Work request: I need all the entries repeated exactly as written.

Page and application data records:
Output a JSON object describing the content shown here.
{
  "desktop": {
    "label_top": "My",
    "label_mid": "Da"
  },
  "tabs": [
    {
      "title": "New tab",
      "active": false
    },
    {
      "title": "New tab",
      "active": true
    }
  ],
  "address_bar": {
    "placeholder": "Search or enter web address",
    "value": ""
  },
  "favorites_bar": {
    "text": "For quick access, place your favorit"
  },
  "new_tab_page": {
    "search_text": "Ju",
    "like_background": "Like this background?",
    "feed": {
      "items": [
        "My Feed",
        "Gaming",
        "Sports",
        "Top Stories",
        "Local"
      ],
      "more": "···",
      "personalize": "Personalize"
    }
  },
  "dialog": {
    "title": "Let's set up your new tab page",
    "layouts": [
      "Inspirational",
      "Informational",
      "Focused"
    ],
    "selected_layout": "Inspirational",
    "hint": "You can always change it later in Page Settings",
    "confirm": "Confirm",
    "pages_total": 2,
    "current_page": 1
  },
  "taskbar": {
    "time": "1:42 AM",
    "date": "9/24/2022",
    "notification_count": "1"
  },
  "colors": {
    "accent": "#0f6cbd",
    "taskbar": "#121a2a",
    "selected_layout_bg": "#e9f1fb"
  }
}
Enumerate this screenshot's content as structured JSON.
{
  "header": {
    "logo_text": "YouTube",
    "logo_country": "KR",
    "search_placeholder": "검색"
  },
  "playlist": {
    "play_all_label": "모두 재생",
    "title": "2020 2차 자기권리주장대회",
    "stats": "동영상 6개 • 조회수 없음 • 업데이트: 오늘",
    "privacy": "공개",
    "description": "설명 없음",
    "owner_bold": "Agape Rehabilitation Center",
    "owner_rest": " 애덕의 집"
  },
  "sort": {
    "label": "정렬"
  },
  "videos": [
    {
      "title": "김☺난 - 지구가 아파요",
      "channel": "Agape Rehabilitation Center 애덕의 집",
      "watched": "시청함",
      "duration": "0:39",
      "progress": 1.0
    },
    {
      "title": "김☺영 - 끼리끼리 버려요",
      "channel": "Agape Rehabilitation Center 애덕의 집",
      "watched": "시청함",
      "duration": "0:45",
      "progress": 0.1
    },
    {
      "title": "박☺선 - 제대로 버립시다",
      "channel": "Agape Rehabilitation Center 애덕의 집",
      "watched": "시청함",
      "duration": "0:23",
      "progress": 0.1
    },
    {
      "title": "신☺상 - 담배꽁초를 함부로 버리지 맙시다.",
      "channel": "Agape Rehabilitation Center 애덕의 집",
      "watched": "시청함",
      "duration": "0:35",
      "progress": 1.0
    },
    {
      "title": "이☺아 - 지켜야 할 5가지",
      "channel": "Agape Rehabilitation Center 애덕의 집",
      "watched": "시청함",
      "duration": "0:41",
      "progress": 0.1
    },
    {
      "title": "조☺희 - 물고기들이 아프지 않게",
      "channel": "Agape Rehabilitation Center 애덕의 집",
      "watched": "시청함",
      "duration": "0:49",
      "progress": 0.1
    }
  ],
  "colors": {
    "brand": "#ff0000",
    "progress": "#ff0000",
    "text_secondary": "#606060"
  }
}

Answer to this exercise:
Output a JSON object describing the content shown here.
{
  "desktop": {
    "label_top": "My",
    "label_mid": "Da"
  },
  "tabs": [
    {
      "title": "New tab",
      "active": false
    },
    {
      "title": "New tab",
      "active": true
    }
  ],
  "address_bar": {
    "placeholder": "Search or enter web address",
    "value": ""
  },
  "favorites_bar": {
    "text": "For quick access, place your favorit"
  },
  "new_tab_page": {
    "search_text": "Ju",
    "like_background": "Like this background?",
    "feed": {
      "items": [
        "My Feed",
        "Gaming",
        "Sports",
        "Top Stories",
        "Local"
      ],
      "more": "···",
      "personalize": "Personalize"
    }
  },
  "dialog": {
    "title": "Let's set up your new tab page",
    "layouts": [
      "Inspirational",
      "Informational",
      "Focused"
    ],
    "selected_layout": "Inspirational",
    "hint": "You can always change it later in Page Settings",
    "confirm": "Confirm",
    "pages_total": 2,
    "current_page": 1
  },
  "taskbar": {
    "time": "1:42 AM",
    "date": "9/24/2022",
    "notification_count": "1"
  },
  "colors": {
    "accent": "#0f6cbd",
    "taskbar": "#121a2a",
    "selected_layout_bg": "#e9f1fb"
  }
}
Enumerate this screenshot's content as structured JSON.
{
  "header": {
    "logo_text": "YouTube",
    "logo_country": "KR",
    "search_placeholder": "검색"
  },
  "playlist": {
    "play_all_label": "모두 재생",
    "title": "2020 2차 자기권리주장대회",
    "stats": "동영상 6개 • 조회수 없음 • 업데이트: 오늘",
    "privacy": "공개",
    "description": "설명 없음",
    "owner_bold": "Agape Rehabilitation Center",
    "owner_rest": " 애덕의 집"
  },
  "sort": {
    "label": "정렬"
  },
  "videos": [
    {
      "title": "김☺난 - 지구가 아파요",
      "channel": "Agape Rehabilitation Center 애덕의 집",
      "watched": "시청함",
      "duration": "0:39",
      "progress": 1.0
    },
    {
      "title": "김☺영 - 끼리끼리 버려요",
      "channel": "Agape Rehabilitation Center 애덕의 집",
      "watched": "시청함",
      "duration": "0:45",
      "progress": 0.1
    },
    {
      "title": "박☺선 - 제대로 버립시다",
      "channel": "Agape Rehabilitation Center 애덕의 집",
      "watched": "시청함",
      "duration": "0:23",
      "progress": 0.1
    },
    {
      "title": "신☺상 - 담배꽁초를 함부로 버리지 맙시다.",
      "channel": "Agape Rehabilitation Center 애덕의 집",
      "watched": "시청함",
      "duration": "0:35",
      "progress": 1.0
    },
    {
      "title": "이☺아 - 지켜야 할 5가지",
      "channel": "Agape Rehabilitation Center 애덕의 집",
      "watched": "시청함",
      "duration": "0:41",
      "progress": 0.1
    },
    {
      "title": "조☺희 - 물고기들이 아프지 않게",
      "channel": "Agape Rehabilitation Center 애덕의 집",
      "watched": "시청함",
      "duration": "0:49",
      "progress": 0.1
    }
  ],
  "colors": {
    "brand": "#ff0000",
    "progress": "#ff0000",
    "text_secondary": "#606060"
  }
}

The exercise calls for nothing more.